By Aditi Sebastian
(Reuters) – Gap Inc lowered its full-year forecast on Tuesday, with the apparel retailer expecting an up to $650 million hit to revenue amid supply chain disruptions that include factory closures in Vietnam and pricey air freight to ship goods.
Shares were down 19% in after-market trading.
Extended factory closures in Vietnam, Gap’s top country for sourcing which accounts for 30% of its production, have led to delays in the shipping of inventory and forced the retailer to invest about $450 million to lift freight by air and ensure shelves are not empty during the crucial holiday season.
“While we had planned into the known supply chain constraints as we entered the quarter, including COVID-related closures in Vietnam, the shock to our business persisted longer than anticipated,” Chief Executive Officer Sonia Syngal said.
Inventory shortages due to port and airport congestion, surging shipping costs and labor crunches have been plaguing retailers globally, with companies such as Abercrombie & Fitch and Nike having to deal with the prospect of empty shelves.

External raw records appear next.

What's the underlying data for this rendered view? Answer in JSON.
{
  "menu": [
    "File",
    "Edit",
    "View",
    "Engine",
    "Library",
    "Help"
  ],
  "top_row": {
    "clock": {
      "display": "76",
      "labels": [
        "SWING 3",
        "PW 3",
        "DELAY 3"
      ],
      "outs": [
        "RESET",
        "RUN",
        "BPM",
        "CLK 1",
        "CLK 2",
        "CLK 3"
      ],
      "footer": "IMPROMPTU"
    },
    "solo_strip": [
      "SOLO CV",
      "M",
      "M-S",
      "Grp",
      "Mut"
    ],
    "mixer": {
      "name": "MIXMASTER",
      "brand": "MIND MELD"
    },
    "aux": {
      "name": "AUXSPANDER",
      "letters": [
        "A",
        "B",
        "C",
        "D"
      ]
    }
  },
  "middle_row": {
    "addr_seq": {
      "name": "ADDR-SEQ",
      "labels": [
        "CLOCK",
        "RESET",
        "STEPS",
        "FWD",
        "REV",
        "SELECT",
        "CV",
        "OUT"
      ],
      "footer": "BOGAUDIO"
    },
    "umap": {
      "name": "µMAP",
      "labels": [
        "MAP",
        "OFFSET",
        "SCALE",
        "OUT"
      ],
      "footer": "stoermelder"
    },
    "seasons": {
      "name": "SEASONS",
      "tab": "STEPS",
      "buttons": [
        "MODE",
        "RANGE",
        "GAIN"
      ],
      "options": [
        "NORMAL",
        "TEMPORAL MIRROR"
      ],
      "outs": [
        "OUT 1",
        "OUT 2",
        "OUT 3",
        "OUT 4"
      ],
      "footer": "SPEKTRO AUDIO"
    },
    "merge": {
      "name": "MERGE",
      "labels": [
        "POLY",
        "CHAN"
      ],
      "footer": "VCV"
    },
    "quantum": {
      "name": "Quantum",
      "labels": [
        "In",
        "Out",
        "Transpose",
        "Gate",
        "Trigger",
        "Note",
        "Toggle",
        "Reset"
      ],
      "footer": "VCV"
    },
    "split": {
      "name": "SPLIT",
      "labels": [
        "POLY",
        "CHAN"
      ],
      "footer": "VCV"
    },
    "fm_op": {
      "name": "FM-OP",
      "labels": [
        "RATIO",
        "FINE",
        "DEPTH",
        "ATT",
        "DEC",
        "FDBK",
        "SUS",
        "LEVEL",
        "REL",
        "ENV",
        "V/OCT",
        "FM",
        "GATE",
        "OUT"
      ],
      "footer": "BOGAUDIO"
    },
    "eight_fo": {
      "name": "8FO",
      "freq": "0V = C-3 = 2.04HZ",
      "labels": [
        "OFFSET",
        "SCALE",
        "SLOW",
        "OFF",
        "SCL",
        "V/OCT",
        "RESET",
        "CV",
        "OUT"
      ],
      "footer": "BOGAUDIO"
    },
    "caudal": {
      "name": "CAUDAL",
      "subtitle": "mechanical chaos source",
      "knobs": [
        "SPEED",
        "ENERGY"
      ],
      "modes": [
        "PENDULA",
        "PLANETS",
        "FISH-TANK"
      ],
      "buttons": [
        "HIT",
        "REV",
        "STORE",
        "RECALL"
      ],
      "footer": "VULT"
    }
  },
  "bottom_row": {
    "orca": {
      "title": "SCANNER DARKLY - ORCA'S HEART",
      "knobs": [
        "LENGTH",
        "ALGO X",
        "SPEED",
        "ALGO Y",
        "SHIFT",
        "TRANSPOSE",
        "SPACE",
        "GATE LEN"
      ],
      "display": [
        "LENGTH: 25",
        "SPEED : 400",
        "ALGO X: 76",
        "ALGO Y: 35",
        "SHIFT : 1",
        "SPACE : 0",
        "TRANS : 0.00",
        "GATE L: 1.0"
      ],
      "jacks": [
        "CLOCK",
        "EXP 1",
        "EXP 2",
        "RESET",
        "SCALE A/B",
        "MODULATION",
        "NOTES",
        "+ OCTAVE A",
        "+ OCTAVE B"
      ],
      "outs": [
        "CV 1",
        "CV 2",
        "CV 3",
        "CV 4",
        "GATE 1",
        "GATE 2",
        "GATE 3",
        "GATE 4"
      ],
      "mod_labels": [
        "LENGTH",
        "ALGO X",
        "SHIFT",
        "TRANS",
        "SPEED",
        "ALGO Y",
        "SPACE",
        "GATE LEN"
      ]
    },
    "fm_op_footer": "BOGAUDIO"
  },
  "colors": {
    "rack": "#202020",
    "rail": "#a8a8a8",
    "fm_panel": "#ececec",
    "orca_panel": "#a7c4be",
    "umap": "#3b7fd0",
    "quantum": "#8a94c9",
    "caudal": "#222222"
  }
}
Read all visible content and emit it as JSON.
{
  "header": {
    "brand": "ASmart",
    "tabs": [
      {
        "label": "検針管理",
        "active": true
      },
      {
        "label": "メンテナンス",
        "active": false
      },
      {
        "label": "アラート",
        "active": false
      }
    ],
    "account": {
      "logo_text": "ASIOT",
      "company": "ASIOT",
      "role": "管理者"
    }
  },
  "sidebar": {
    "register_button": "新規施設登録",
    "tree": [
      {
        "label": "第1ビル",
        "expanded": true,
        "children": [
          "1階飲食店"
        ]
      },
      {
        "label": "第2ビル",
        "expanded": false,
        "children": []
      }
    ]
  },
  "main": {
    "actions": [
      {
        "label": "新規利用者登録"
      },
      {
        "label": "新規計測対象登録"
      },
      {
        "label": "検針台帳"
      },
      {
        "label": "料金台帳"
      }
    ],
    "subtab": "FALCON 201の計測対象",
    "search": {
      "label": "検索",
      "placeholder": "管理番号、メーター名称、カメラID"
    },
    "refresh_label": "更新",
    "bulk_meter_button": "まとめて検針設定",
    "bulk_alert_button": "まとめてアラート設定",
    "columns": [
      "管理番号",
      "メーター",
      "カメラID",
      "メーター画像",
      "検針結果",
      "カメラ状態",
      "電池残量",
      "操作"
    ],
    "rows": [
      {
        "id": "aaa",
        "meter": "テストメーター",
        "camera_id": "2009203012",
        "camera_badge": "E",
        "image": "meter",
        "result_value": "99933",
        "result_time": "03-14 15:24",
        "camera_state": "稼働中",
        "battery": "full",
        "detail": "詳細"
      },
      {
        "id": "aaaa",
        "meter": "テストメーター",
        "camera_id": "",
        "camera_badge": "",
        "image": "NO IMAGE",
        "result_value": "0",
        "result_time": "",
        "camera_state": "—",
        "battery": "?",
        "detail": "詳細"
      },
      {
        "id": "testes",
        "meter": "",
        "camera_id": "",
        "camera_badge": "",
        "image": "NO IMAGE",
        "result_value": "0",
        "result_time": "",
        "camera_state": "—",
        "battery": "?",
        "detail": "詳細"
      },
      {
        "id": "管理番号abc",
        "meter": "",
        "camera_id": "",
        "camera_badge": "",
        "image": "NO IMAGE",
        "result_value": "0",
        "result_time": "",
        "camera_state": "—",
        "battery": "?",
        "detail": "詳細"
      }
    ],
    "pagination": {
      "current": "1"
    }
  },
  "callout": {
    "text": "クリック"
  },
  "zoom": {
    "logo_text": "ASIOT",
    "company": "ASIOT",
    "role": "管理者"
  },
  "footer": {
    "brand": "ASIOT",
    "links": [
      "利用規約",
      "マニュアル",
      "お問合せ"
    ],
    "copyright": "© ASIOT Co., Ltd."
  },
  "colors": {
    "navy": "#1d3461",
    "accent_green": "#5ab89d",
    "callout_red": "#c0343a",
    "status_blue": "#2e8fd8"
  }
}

Gap, which ended the third quarter with inventory down 1%, said shortages dented quarterly sales by about $300 million, as brands were unable to meet the strong demand stemming from eased restrictions and a return to social gatherings.
However, Syngal remained optimistic over plans to invest into air freight due to continued strong demand for Gap’s Yeezy hoodies and Old Navy clothing.
The Banana Republic owner expects annual net sales of about 20%, compared with its prior forecast for growth of 30%. Analysts expect a 28.4% growth, according to IBES data from Refinitiv.
Gap also cut its estimates for annual profit, excluding some charges, to between $1.25 and $1.40 per share from $2.10 to $2.25. Analysts on average expect a profit of $2.20 per share.
(Reporting by Aditi Sebastian in Bengaluru; Editing by Krishna Chandra Eluri)